I literally had to push a doctor's chair aside to reach the phone that was right next to him so I could page the hospitalist per his request. After I hung up I asked him if his arms were broken. Lol. I was only half serious! He's a good friend but he has it in his head that if he pages his own consultants that somehow his job scope will creep further and further into apparently menial tasks that aren't worthy of his attention. Meanwhile another physician who has been an ED doc for 30+ years somehow manages to page all his specialists all by himself. Mind boggling!

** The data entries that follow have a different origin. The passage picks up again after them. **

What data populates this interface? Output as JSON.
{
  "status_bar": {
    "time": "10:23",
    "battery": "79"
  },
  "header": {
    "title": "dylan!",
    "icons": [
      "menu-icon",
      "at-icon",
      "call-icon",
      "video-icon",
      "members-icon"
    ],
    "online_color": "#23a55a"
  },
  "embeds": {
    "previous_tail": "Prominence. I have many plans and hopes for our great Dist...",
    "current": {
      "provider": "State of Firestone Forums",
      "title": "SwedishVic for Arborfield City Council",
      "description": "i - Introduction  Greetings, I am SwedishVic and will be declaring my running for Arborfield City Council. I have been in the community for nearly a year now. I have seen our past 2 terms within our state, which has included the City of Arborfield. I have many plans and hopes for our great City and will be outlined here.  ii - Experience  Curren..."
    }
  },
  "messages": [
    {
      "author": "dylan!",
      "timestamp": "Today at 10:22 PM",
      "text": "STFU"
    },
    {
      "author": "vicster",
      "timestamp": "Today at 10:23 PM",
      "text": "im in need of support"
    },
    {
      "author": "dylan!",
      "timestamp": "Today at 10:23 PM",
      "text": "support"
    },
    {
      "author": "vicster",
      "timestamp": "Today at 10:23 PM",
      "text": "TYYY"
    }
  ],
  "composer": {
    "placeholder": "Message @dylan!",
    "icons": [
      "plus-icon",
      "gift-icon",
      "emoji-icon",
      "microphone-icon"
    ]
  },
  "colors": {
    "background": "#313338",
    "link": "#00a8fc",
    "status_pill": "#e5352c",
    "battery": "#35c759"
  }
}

I had the same experience. I had an order for a non-formulary medication that was written as a paper order. Upon seeing it, I faxed it (as that's my responsibility) to the pharmacy and awaited the order for the medication. Some several hours later, the pharmacist called me to clarify the order, as it is non-formulary, and stated that a physician would need to fill out a sheet that includes the medical necessity for the drug. I notified the pharmacist that the drug had come on the recommendation of another service (not the hospitalist) and advised he contact that resident. Rather than doing so, the pharmacist HOUNDED the MD, who then called the unit to request that he unit clerk notify me that I was to contact the recommending service to have THEM clarify the medication in order to get pharmacy to "quit bugging" him.

When I returned from lunch with that message, my jaw hit the floor. Why is a physician asking me to do HIS job? Services need to communicate between each other, ESPECIALLY including medications and their necessity/reason for prescription. Not only is that well outside of my scope of practice, but it is also not my responsibility.

Sheesh.

RNdynamic

528 Posts

Specializes in Critical Care, Float Pool Nursing. Has 5 years experience.

CM? ASA? When will people learn how ignorant it is to use ambiguous acronyms that aren't immediately obvious to people on this forum..?

I'd rather we ban that instead of the phrase "I'll go get your nurse."

LM NY

388 Posts

CM? ASA? When will people learn how ignorant it is to use ambiguous acronyms that aren't immediately obvious to people on this forum..?

I'd rather we ban that instead of the phrase "I'll go get your nurse."

Haha! CM case manager, SW social worker. ASA?? Lol what is that? A strong athlete?

Kitiger, RN

1,776 Posts

Specializes in Private Duty Pediatrics. Has 44 years experience.

Aspirin?

Lunah, MSN, RN

33 Articles; 13,732 Posts

Specializes in EMS, ED, Trauma, CNE, CEN, CPEN, TCRN. Has 15 years experience.
Haha! CM case manager, SW social worker. ASA?? Lol what is that? A strong athlete?

To me ASA = aspirin. Lol. Acetylsalicylic acid.

nynursey_

642 Posts

Specializes in Med/Surg/ICU/Stepdown. Has 3 years experience.

Administrative Support Assistant or Health Unit Clerk (HUC).

CM is not nearly as ambiguous in the nursing world. It's a Case Manager.